“In some places, we saw 30 to 50 high school students crossing busy, three-lane streets,” said Russell. “It wasn’t unusual for them to be looking at their phones and listening to music through earbuds. They were not paying attention to their surroundings. It didn’t occur to them that drivers are often similarly distracted.”

So, Russell and the team delivered a refresher in the A, B, Cs of crosswalk safety through a multimedia campaign. The campaign leveraged a video shared on YouTube and campus television monitors, as well as student-designed posters and messages on district websites. Each component was anchored by an easily remembered tagline: “Stay alert. Don’t get hurt.”

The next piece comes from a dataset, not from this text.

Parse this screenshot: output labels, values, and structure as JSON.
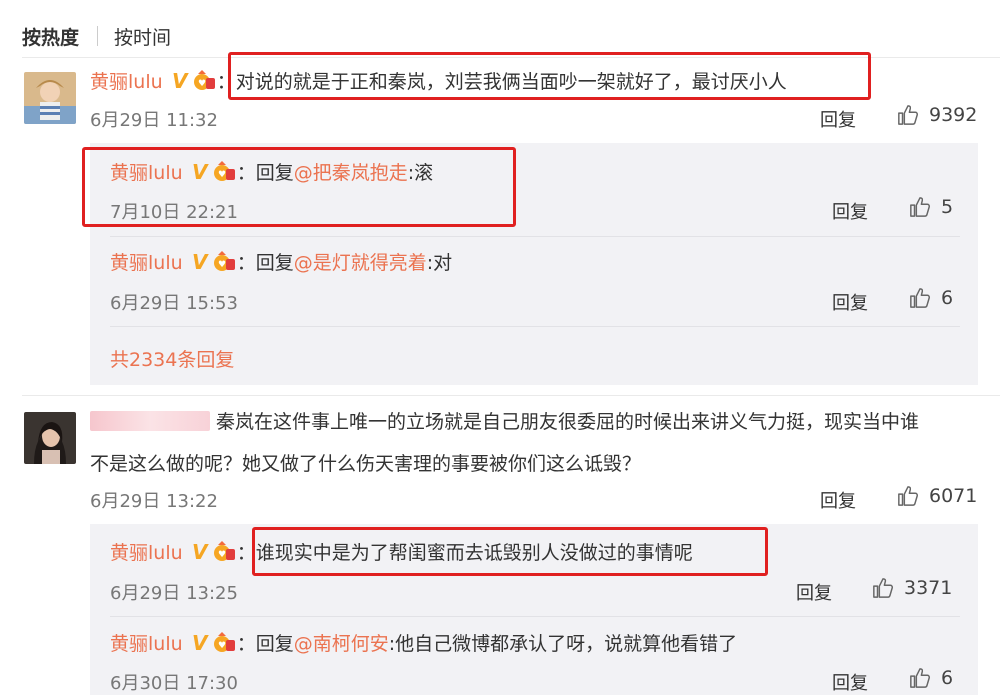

The science of distraction

Garland ISD is not the only organization working hard to change stakeholder behaviors. Regulatory agencies, law enforcement entities, nonprofits, and coverage providers have also launched campaigns to send the message that distractions and travel—regardless of mode—are a dangerous combination. Success hinges on busting a commonly believed myth among drivers, cyclists, and pedestrians alike.

“Too many of us still believe we can multitask,” said Nicole Callahan, a TASB risk solutions consultant who serves Garland ISD. “We do it every day at home and work, so we think we’ve gotten pretty good at it. Unfortunately, science says otherwise.”

Callahan is referring to studies that show the brain cannot focus on more than one cognitive, or “thinking,” task at a time. When faced with competing cognitive tasks, the brain toggles between them, never giving its undivided attention to one. That neuroscientific tidbit can cause big problems for distracted pedestrians.

Because their brains are focused on a conversation, a text message, or their favorite band’s new song, they are more likely to forget to obey the traffic signal, look both ways, and make eye contact with the lead driver before crossing. The consequences of disregarding these best practices can be fatal, especially for teens.

National Safety Council data show that 64 percent of pedestrians who died after being hit by a motor vehicle in 2017 were between the ages of 15 and 19.

Instilling safe behaviors in the next generation

Garland ISD’s safety campaign was an in-house effort from start to finish. Elementary school students chipped in by participating in the crosswalk safety poster-design contest. The communications department scripted the video, and the district’s television station filmed it. To cut campaign costs and boost credibility, Russell’s team recruited high school theater students to star in the video.

“In our district, risk management owns crosswalk safety, but we all share responsibility for keeping students safe,” said Russell. “We would not have been able to pull this campaign off as economically as we did without collaboration. Fund members who want to launch a similar campaign should leverage the expertise of not only other departments but also their students.”

Because of the campaign’s collaborative spirit, the only expense went toward rewarding poster contest winners with t-shirts that had their design printed on them. Callahan adds that the return on investment from the poster contest has the potential to resonate long after the winners outgrow their shirts.

“Many of the accidents I see, whether it’s crosswalk accidents or workplace injuries among staff, result from unsafe behaviors, not unsafe conditions, said Callahan. “Changing those behaviors is probably a risk manager’s toughest task. By starting early with elementary students, Garland ISD is instilling safe behaviors that could last children a lifetime.”

Even a simple idea can make a difference

The Fund’s Excellence Award program recognizes members who implement exemplary solutions to risk management challenges. Garland ISD and our other winners earn a $1,000 honorarium to apply toward their risk management initiatives. We also recognize them in front of their peers during our Members’ Conference.

The 2020 application process is now open–submit your idea today. The deadline is January 31, 2020 at 6 p.m.

Pictured: Garland ISD Fleet Specialist Barbara Russell accepts the 2019 Excellence Award at Members' Conference 2019.

Tagged: "Excellence Awards"